---------- Given entries ----------

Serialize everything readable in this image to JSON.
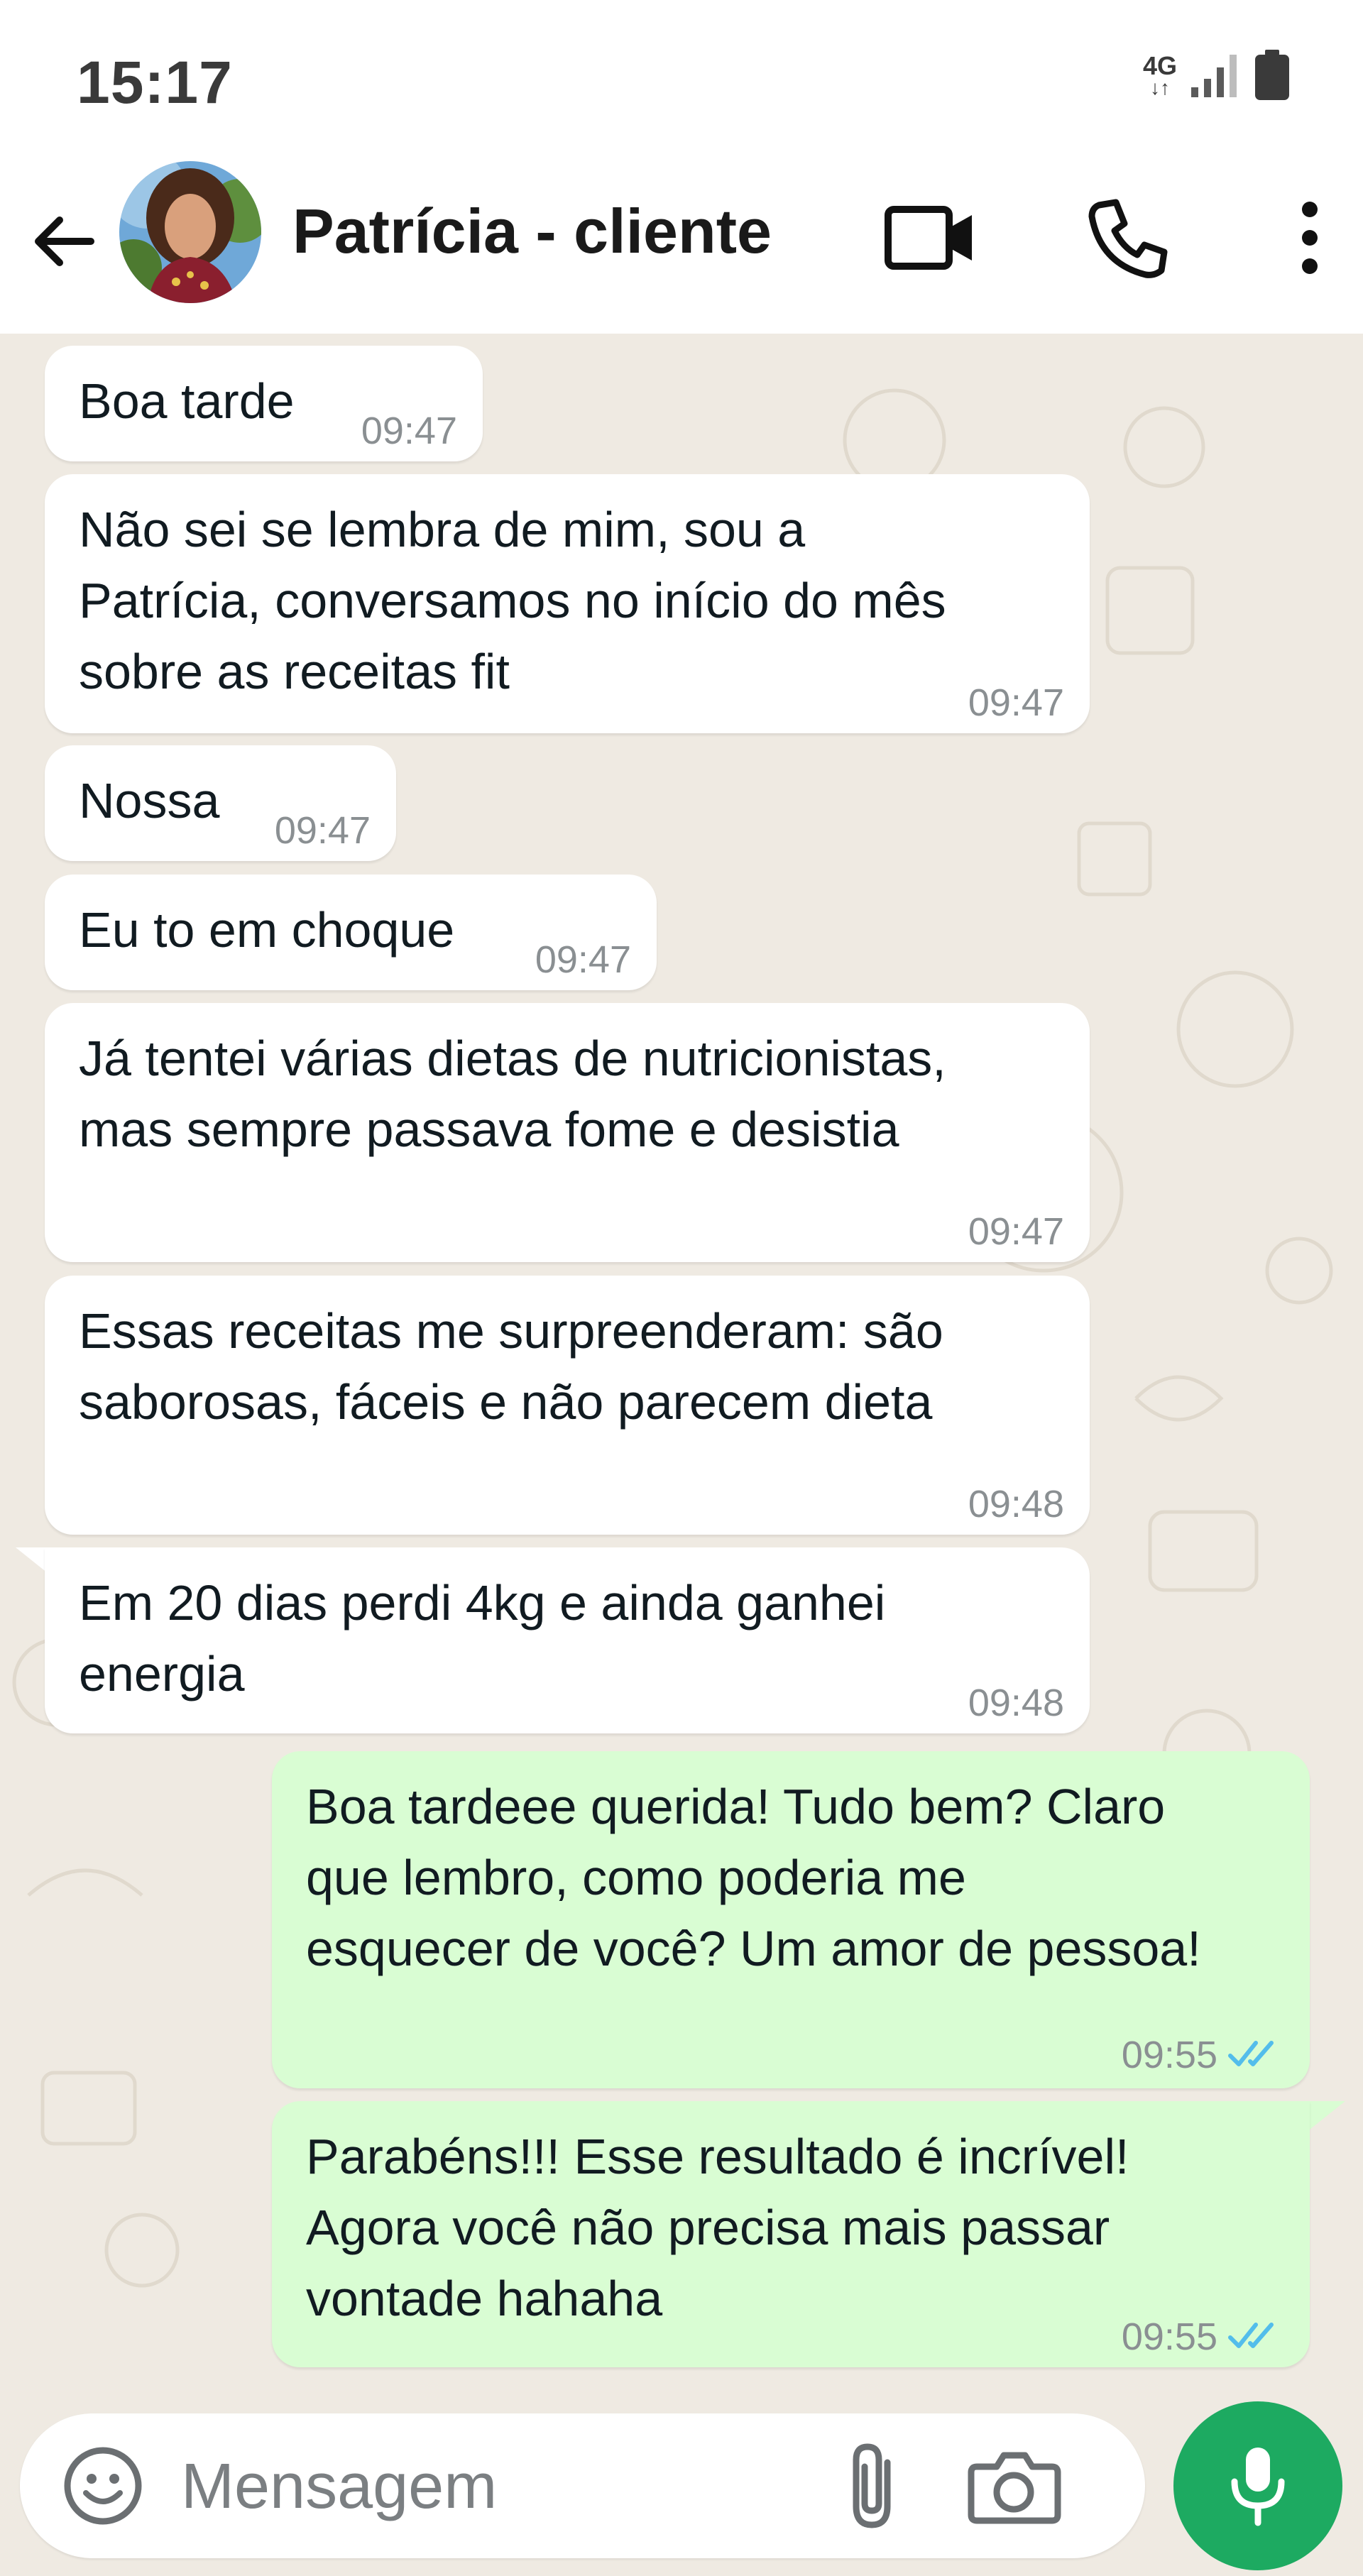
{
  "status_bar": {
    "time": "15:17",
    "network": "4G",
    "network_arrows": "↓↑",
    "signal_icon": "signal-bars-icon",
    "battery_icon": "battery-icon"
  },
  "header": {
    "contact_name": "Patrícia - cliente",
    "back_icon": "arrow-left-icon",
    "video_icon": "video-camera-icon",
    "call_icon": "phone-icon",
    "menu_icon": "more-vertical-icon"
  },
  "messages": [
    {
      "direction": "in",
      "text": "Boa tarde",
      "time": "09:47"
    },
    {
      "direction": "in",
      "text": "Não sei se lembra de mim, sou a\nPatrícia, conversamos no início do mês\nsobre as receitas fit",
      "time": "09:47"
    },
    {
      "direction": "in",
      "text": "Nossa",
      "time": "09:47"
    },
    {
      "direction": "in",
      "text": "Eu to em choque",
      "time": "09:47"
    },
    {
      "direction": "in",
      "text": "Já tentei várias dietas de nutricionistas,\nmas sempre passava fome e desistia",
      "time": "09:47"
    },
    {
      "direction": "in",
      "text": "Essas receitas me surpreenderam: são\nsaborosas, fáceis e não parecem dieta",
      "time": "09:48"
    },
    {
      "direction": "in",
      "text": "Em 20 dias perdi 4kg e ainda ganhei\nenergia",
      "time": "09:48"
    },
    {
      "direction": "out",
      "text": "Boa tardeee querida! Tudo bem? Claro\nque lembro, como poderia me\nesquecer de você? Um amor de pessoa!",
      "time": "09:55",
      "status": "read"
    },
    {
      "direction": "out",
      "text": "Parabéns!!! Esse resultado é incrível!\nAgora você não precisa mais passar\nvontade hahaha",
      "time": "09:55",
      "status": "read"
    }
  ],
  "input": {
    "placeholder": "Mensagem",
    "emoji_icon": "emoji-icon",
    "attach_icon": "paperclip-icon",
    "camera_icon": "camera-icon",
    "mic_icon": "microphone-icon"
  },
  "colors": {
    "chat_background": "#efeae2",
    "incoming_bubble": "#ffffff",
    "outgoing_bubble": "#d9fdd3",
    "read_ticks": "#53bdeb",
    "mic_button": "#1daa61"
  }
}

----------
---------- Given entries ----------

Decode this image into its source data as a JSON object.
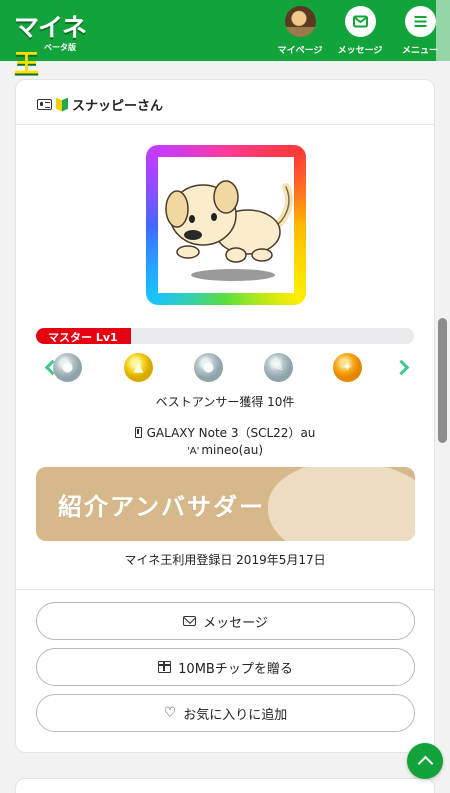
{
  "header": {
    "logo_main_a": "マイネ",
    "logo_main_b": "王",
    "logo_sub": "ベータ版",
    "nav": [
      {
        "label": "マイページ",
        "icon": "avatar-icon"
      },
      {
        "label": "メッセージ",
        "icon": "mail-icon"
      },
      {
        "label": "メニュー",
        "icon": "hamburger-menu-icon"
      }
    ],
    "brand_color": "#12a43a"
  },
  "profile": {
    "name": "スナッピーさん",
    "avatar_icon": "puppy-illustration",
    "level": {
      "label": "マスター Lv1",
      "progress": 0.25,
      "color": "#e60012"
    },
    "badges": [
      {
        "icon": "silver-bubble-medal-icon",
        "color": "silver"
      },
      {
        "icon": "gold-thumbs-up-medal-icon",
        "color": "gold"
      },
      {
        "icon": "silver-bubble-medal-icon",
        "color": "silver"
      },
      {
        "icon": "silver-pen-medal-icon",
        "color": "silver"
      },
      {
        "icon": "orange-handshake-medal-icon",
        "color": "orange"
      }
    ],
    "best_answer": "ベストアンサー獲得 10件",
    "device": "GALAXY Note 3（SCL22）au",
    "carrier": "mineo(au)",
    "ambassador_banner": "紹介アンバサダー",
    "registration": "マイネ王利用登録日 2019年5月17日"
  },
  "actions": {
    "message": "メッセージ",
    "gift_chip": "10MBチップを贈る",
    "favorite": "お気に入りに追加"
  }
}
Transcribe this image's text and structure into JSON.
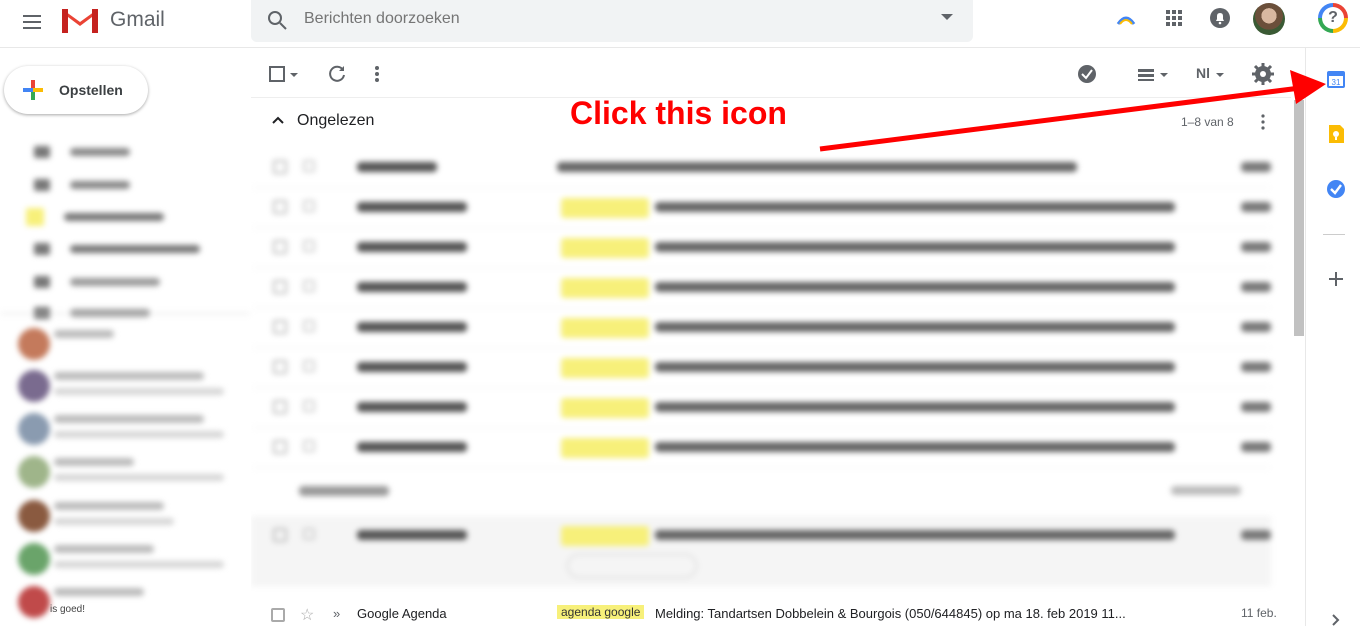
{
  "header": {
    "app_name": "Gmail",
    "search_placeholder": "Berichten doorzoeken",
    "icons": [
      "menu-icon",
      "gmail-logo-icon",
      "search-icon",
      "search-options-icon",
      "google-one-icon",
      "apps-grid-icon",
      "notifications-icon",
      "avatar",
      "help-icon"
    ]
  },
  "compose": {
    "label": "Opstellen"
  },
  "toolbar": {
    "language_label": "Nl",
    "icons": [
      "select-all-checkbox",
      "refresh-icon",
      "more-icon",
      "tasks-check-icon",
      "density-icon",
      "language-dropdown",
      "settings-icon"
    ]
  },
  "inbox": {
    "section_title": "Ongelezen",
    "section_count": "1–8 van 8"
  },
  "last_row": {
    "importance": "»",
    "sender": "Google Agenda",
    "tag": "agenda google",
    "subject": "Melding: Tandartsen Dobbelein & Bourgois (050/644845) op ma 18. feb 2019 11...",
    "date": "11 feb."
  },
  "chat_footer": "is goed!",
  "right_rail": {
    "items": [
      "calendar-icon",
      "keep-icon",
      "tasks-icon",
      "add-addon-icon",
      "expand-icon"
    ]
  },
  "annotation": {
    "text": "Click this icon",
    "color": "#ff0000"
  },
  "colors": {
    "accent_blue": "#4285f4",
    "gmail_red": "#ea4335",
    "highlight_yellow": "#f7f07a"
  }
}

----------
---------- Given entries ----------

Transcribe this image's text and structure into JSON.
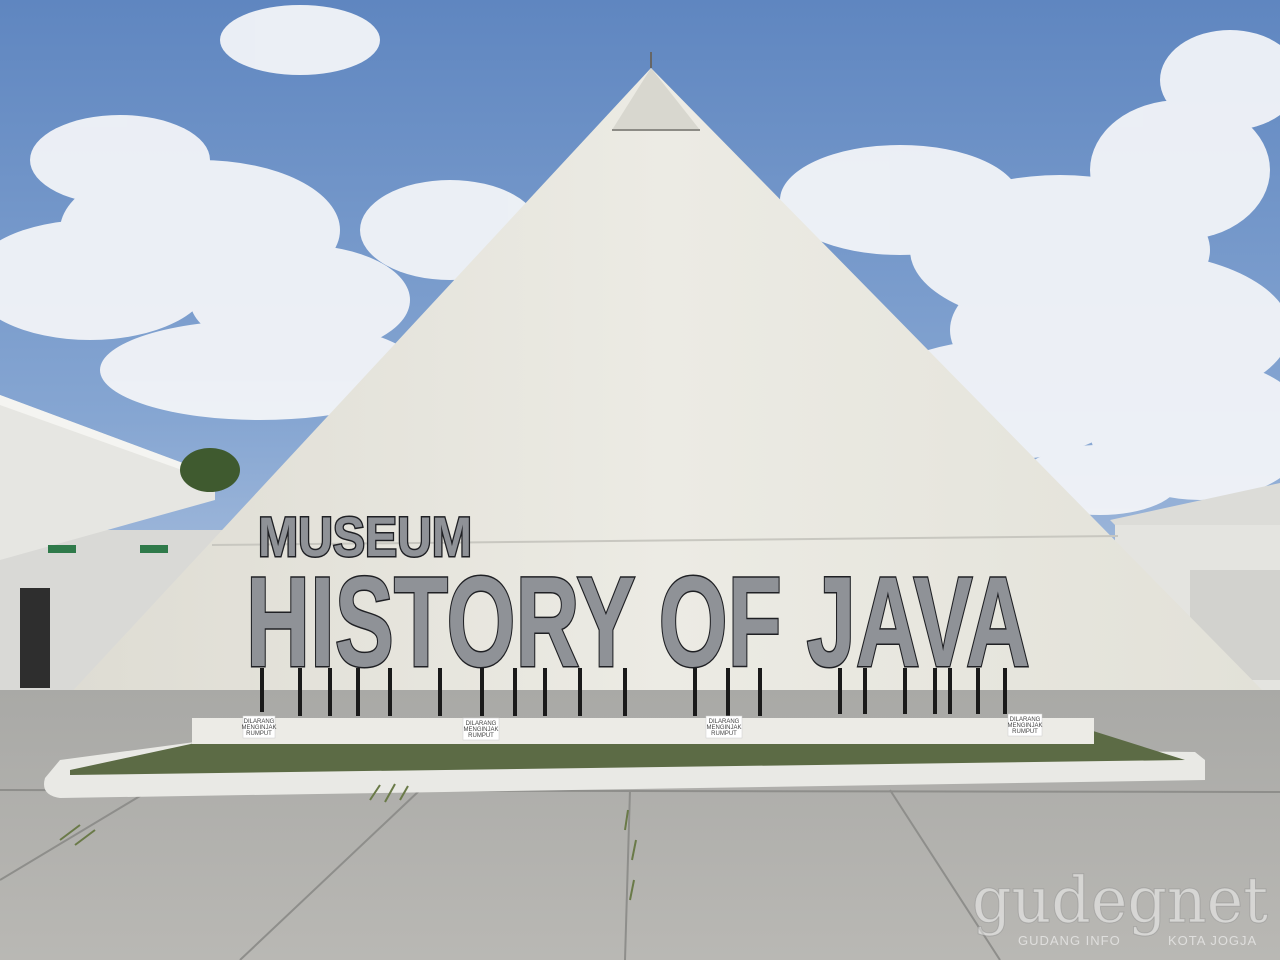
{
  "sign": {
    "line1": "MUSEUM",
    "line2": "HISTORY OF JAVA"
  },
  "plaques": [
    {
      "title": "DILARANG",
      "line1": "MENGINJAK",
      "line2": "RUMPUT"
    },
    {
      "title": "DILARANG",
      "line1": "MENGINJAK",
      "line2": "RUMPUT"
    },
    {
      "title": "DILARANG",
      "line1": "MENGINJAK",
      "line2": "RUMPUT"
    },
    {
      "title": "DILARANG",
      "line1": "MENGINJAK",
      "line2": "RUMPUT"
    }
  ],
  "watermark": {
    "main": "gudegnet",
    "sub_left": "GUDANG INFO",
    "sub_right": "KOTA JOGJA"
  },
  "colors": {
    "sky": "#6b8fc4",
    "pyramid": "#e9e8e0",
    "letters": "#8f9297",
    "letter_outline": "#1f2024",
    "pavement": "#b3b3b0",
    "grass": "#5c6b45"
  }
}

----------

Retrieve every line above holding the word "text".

Result for this exercise.
      "text": "Boa tarde",
      "text": "Não sei se lembra de mim, sou a\nPatrícia, conversamos no início do mês\nsobre as receitas fit",
      "text": "Nossa",
      "text": "Eu to em choque",
      "text": "Já tentei várias dietas de nutricionistas,\nmas sempre passava fome e desistia",
      "text": "Essas receitas me surpreenderam: são\nsaborosas, fáceis e não parecem dieta",
      "text": "Em 20 dias perdi 4kg e ainda ganhei\nenergia",
      "text": "Boa tardeee querida! Tudo bem? Claro\nque lembro, como poderia me\nesquecer de você? Um amor de pessoa!",
      "text": "Parabéns!!! Esse resultado é incrível!\nAgora você não precisa mais passar\nvontade hahaha",
Transcribe this image's text and structure into JSON.
    "text": "Click this icon",
Transcribe this image's text and structure into JSON.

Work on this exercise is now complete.